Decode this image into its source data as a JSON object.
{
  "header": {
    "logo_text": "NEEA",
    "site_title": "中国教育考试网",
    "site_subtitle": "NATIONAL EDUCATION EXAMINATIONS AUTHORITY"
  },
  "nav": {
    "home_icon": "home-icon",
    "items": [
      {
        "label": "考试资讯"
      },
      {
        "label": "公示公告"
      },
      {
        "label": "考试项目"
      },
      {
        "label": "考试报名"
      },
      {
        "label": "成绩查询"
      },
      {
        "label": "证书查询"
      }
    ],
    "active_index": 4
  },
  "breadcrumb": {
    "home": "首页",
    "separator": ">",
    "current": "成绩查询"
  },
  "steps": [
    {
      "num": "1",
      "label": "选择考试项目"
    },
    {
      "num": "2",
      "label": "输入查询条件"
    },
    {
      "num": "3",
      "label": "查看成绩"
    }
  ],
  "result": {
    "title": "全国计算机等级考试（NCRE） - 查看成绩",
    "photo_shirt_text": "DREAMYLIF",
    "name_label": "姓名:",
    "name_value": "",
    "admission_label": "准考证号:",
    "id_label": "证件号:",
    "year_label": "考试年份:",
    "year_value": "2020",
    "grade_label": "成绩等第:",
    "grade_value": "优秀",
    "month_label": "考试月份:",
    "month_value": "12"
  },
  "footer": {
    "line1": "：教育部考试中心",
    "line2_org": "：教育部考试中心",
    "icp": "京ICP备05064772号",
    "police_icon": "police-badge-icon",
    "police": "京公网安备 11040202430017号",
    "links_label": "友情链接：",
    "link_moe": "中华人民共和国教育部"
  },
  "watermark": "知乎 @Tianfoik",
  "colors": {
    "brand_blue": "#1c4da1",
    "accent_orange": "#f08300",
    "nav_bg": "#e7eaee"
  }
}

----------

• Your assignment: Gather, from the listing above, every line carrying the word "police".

• Task answer:
    "police_icon": "police-badge-icon",
    "police": "京公网安备 11040202430017号",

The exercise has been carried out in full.